Your task is to filter the data below down to the lines holding "image".

::::::

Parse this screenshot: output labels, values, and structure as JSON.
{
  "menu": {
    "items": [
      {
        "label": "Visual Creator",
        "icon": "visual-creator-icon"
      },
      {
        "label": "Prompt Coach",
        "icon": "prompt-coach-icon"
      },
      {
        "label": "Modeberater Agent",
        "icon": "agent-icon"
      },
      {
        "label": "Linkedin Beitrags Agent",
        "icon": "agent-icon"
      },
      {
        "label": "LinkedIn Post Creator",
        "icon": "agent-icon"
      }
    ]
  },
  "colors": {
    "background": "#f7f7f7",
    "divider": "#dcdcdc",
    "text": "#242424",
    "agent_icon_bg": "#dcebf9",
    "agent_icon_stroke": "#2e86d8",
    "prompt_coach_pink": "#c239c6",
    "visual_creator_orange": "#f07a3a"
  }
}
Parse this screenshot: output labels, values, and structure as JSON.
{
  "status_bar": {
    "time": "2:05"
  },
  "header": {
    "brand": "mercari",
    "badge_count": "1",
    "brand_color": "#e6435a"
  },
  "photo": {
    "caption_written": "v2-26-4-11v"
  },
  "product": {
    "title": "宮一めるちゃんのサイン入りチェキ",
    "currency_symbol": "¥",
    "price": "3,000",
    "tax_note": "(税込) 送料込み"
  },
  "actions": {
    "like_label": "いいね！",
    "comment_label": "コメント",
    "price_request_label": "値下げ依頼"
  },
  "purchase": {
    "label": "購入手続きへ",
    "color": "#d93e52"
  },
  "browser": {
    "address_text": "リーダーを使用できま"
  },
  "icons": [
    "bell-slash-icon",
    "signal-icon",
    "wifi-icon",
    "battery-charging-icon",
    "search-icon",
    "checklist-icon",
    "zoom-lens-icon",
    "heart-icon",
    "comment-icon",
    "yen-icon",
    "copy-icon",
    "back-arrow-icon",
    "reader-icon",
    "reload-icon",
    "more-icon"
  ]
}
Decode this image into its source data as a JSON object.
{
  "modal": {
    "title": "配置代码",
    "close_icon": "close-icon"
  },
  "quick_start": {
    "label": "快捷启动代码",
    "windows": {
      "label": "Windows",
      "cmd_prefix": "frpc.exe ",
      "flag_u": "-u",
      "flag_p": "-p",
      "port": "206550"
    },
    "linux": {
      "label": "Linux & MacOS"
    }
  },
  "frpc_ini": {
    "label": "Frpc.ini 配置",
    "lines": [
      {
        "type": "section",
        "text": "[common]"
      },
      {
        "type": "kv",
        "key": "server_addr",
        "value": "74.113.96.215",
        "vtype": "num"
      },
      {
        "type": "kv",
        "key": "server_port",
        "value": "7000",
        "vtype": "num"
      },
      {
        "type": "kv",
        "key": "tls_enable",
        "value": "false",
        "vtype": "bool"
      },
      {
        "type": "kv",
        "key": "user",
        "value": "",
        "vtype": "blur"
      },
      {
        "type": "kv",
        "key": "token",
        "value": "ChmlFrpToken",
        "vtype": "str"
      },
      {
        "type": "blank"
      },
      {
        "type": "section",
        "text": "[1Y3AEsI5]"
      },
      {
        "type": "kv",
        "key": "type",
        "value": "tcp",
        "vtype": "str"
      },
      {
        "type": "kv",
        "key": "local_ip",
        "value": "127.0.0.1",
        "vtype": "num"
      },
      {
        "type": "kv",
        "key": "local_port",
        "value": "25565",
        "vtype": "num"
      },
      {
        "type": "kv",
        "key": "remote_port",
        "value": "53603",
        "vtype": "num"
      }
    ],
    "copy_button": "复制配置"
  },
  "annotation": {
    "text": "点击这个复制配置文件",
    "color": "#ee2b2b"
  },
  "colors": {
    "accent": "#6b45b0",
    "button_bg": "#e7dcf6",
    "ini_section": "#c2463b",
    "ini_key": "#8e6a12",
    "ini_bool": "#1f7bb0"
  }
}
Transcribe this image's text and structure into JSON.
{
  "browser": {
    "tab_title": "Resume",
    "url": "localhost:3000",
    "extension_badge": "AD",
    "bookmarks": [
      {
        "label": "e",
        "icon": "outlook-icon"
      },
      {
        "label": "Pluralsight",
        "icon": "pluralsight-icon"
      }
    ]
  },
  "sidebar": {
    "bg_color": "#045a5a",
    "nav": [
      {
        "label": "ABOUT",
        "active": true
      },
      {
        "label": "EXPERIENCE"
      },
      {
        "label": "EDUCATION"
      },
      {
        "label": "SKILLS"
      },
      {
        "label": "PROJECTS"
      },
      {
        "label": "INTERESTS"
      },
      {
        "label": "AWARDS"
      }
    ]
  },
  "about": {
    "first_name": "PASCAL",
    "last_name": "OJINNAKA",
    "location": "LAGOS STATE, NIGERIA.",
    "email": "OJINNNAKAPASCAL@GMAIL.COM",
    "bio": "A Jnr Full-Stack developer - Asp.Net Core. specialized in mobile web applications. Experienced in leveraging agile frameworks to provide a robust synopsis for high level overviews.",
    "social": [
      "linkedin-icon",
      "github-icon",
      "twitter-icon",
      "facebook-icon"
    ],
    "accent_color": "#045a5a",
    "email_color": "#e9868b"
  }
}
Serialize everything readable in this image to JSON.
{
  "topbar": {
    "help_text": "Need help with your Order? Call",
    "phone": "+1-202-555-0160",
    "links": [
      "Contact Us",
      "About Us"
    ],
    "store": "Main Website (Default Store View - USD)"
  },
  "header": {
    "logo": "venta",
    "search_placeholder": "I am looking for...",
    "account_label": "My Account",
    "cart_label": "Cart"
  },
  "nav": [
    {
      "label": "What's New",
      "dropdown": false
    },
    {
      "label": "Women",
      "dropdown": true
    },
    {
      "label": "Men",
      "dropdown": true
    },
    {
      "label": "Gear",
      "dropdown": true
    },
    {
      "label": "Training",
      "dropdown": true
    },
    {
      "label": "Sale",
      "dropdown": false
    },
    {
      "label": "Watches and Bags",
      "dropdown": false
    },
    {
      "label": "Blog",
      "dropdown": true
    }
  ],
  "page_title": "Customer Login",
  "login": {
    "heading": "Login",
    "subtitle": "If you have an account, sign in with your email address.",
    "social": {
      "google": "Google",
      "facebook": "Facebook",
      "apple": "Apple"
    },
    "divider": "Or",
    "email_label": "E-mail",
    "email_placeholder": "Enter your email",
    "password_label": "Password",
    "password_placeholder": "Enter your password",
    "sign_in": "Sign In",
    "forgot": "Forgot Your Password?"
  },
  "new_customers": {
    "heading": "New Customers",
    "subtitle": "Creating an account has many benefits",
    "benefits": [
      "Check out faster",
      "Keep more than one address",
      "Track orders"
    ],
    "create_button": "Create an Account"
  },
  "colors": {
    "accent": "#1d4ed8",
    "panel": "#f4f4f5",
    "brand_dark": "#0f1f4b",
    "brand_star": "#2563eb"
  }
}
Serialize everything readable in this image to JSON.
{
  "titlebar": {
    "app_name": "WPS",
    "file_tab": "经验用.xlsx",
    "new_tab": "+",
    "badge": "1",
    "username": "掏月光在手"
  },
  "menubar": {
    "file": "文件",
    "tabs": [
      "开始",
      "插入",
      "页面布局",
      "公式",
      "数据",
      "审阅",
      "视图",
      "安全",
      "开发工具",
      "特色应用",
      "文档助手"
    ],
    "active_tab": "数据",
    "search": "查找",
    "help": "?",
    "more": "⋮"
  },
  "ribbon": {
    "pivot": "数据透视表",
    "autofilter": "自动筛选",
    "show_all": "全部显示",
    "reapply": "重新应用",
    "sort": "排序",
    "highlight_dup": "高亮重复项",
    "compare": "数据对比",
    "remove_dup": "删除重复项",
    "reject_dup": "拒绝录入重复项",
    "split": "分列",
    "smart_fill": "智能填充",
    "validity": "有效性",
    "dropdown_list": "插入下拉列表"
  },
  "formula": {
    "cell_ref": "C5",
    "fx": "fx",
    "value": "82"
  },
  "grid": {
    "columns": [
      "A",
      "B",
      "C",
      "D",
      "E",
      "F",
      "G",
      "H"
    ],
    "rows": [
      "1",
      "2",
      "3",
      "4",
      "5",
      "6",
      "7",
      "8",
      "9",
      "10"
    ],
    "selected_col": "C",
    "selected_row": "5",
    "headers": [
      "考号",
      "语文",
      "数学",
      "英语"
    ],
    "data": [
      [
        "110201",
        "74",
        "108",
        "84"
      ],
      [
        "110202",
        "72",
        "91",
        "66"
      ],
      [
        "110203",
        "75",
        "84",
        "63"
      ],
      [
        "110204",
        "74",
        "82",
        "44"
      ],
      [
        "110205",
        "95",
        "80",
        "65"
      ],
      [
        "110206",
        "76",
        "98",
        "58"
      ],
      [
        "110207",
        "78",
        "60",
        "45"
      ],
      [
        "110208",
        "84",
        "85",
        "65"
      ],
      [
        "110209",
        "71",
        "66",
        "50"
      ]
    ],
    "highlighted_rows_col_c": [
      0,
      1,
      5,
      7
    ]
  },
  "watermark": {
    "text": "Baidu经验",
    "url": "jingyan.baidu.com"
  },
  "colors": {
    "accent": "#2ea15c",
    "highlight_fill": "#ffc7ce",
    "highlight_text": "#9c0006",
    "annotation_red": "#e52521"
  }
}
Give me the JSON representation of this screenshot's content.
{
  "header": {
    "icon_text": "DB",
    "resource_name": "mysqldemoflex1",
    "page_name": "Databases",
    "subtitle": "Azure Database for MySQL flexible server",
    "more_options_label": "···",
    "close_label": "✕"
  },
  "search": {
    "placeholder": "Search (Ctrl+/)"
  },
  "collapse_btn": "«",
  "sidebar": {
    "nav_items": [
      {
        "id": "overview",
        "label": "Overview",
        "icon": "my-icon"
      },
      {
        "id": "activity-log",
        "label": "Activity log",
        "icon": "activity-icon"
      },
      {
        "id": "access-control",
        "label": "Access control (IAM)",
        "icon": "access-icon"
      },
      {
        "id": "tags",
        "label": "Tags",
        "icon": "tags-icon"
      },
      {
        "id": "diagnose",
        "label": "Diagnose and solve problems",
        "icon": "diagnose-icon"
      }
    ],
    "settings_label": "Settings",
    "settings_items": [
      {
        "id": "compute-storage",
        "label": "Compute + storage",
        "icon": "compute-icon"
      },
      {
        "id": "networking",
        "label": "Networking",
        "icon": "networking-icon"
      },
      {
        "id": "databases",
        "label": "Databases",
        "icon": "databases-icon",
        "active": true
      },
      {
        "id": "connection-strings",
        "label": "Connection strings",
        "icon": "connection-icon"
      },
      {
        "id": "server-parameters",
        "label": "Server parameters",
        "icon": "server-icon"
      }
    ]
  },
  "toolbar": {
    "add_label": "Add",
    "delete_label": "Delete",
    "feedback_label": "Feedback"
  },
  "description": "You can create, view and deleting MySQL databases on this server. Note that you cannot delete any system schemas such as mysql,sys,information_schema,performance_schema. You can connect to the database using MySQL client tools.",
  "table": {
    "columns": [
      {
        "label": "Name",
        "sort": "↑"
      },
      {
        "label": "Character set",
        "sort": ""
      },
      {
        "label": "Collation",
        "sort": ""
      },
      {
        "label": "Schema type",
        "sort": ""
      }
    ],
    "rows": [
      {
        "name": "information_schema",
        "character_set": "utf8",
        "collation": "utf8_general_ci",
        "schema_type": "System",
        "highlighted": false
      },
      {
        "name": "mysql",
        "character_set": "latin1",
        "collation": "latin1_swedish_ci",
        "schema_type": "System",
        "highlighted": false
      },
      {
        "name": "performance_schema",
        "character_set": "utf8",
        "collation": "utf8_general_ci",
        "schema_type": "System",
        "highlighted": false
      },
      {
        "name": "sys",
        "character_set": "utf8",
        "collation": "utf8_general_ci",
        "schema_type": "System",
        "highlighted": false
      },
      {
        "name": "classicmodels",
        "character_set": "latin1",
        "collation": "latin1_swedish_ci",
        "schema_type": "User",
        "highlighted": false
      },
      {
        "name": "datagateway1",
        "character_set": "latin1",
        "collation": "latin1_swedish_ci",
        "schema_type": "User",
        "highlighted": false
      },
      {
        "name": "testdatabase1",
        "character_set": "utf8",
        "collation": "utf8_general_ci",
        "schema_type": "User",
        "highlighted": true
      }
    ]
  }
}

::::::

* [SOLUTION FOR THIS EXERCISE]
Decode this image into its source data as a JSON object.
Transcribe this image's text and structure into JSON.
Serialize everything readable in this image to JSON.
Serialize everything readable in this image to JSON.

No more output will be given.